▶ **REQUIRED WORK**: Each line of the data that mentions the string "para" needs to be identified and copied.

▶ **MATERIALS PROVIDED**:

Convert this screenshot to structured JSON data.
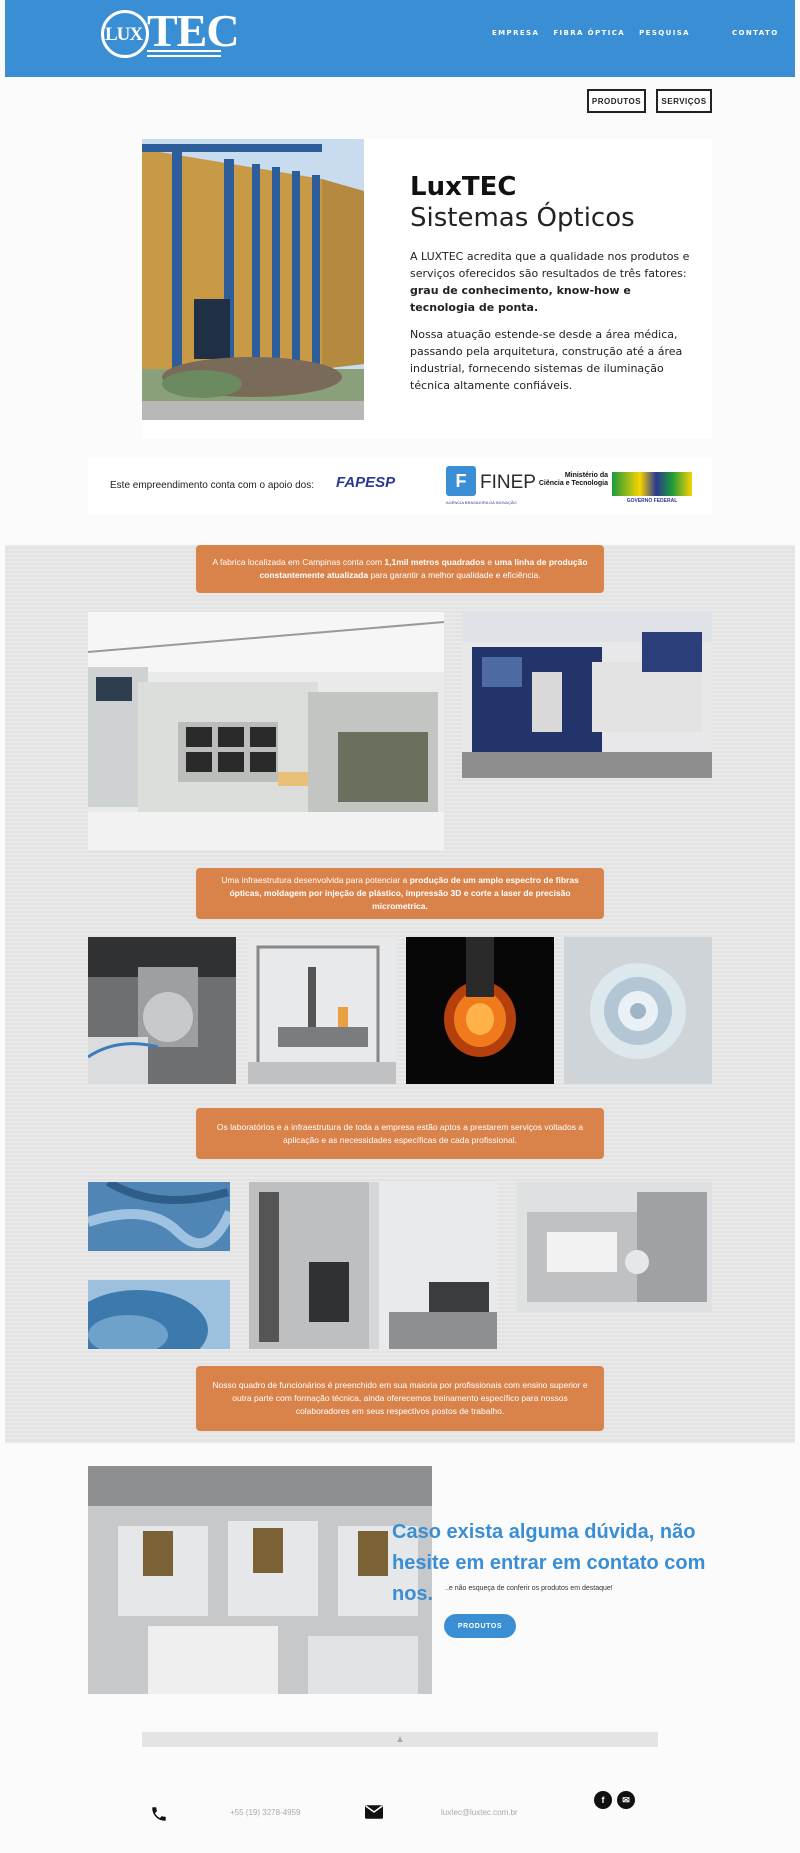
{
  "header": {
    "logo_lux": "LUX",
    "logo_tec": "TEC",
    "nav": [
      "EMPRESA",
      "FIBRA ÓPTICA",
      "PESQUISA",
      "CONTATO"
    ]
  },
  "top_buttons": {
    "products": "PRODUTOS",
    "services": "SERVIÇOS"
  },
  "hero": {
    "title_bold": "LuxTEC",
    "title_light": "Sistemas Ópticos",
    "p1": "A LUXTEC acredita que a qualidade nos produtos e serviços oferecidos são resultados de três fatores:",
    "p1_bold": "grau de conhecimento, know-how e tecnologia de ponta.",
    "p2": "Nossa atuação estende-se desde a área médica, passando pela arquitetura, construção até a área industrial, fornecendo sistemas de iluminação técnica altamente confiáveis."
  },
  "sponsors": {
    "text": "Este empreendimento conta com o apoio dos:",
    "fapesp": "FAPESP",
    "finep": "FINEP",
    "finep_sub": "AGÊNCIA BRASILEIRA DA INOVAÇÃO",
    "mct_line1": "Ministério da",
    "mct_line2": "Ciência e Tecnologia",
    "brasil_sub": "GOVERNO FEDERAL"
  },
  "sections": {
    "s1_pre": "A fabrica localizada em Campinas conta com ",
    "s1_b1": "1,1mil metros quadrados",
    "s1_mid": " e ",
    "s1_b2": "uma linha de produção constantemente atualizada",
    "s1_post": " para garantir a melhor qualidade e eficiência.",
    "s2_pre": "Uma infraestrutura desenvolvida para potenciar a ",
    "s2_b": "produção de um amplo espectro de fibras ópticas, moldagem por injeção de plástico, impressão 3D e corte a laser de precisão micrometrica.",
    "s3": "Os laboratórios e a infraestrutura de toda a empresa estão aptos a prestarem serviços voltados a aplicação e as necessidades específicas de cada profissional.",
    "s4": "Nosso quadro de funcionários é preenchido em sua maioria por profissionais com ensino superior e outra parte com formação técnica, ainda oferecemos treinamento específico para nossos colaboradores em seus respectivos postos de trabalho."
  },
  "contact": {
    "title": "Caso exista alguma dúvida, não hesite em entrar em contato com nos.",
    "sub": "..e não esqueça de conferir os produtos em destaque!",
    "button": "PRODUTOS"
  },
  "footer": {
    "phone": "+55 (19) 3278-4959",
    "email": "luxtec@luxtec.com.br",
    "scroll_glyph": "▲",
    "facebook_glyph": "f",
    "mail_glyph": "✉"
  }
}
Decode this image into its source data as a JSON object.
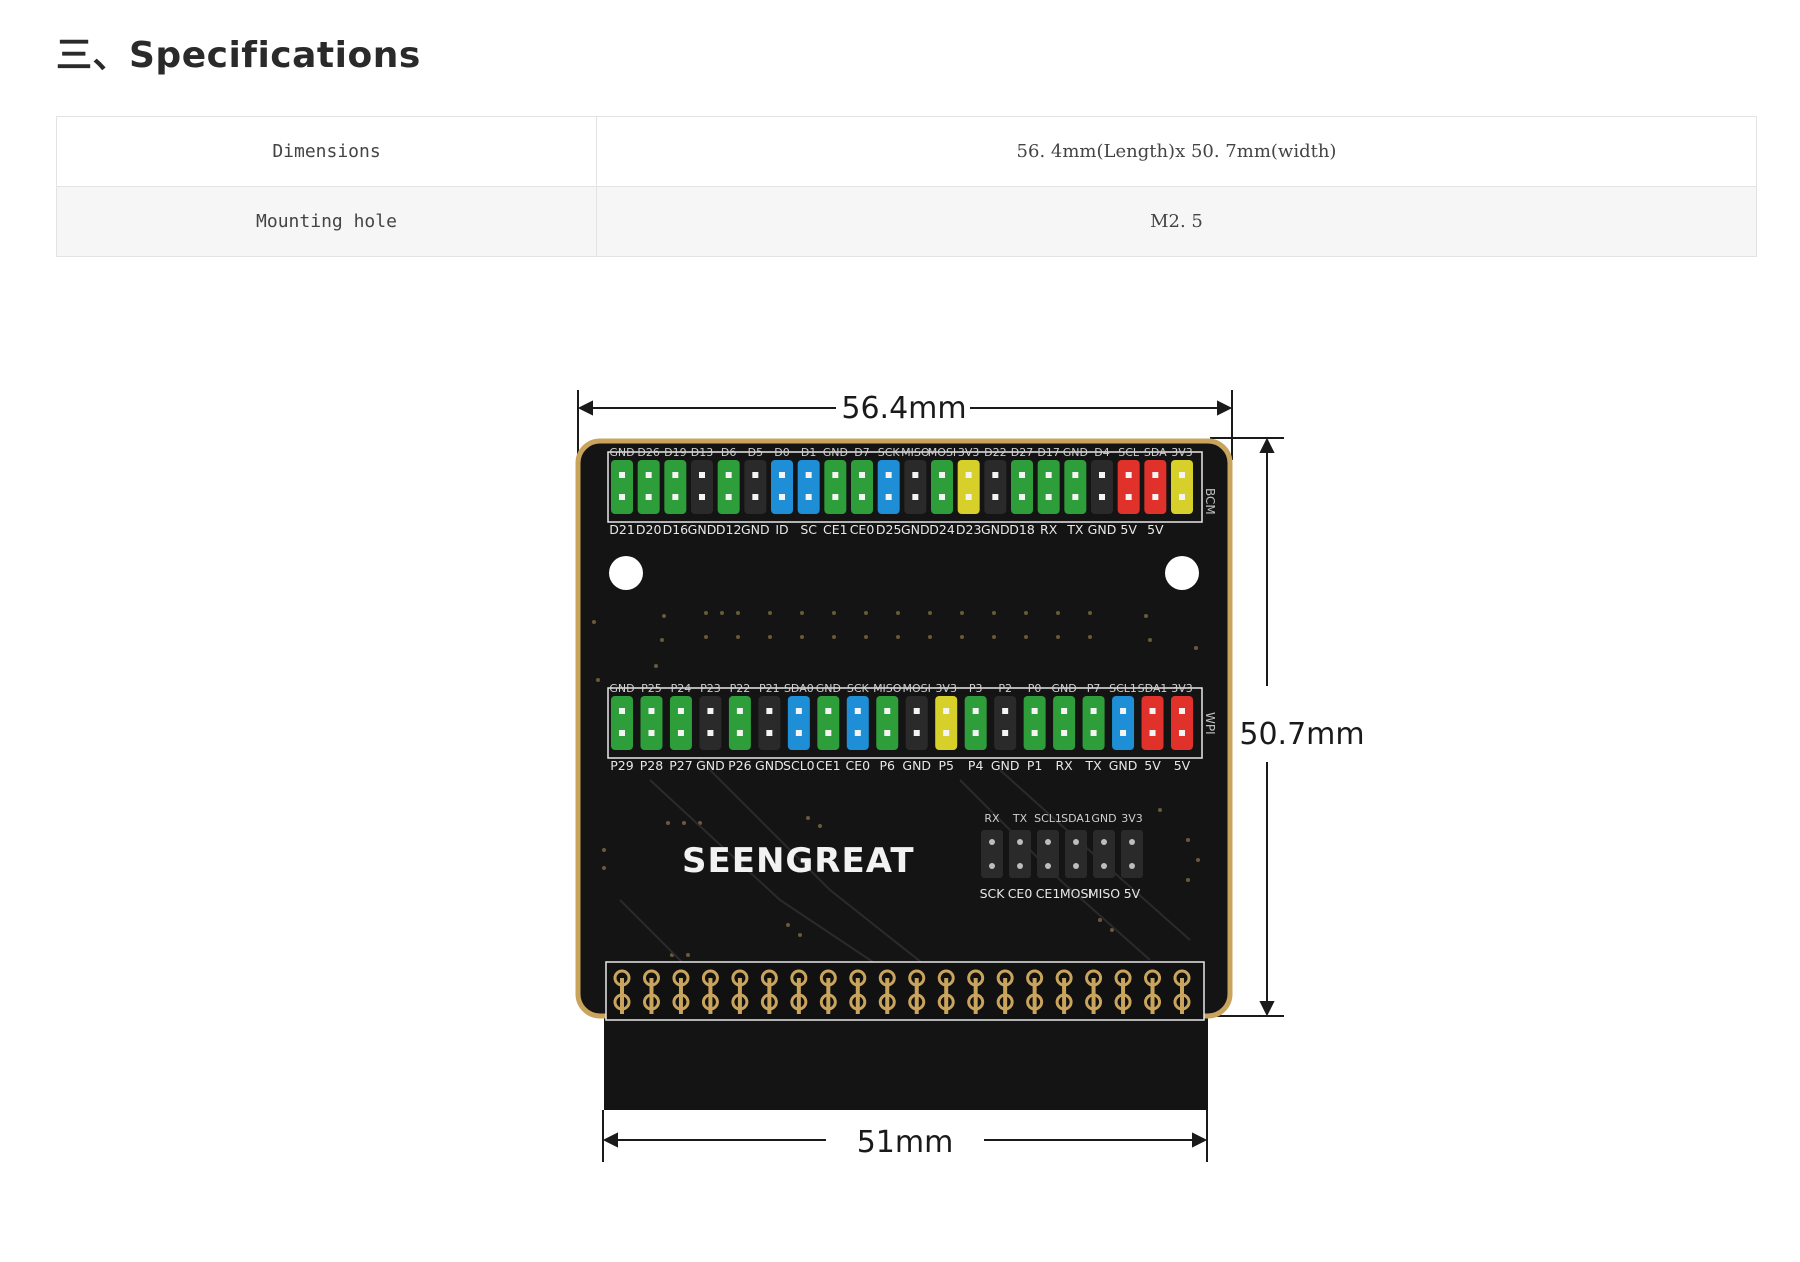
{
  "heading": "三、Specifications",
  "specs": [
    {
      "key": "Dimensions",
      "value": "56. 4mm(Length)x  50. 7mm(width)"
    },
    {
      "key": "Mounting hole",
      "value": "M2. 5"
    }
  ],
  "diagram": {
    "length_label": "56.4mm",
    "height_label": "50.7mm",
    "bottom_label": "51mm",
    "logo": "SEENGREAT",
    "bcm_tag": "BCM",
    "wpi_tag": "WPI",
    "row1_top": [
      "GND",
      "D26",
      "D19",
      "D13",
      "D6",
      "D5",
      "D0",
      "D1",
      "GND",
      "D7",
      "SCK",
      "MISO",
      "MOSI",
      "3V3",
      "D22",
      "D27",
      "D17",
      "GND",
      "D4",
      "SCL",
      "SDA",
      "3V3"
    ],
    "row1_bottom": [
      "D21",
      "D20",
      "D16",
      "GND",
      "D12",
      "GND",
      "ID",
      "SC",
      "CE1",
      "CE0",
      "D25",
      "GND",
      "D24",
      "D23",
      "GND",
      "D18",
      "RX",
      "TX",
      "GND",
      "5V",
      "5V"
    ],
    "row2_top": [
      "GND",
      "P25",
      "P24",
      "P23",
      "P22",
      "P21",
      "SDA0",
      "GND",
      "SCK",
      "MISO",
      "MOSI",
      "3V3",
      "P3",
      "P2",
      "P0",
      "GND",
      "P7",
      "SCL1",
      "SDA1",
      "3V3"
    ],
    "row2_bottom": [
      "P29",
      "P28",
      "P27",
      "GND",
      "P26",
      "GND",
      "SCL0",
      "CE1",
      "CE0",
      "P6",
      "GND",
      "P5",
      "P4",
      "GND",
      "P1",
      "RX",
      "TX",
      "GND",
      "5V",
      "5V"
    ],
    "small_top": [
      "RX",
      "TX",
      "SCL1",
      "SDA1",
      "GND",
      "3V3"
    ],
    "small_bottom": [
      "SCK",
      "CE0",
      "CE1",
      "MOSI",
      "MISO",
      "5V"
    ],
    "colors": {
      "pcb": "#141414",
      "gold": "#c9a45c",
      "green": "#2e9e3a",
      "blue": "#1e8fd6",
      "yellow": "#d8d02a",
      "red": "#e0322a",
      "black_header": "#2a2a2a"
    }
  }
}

▶ **RESULT**:
    "s1_post": " para garantir a melhor qualidade e eficiência.",
    "s2_pre": "Uma infraestrutura desenvolvida para potenciar a ",
    "s4": "Nosso quadro de funcionários é preenchido em sua maioria por profissionais com ensino superior e outra parte com formação técnica, ainda oferecemos treinamento específico para nossos colaboradores em seus respectivos postos de trabalho."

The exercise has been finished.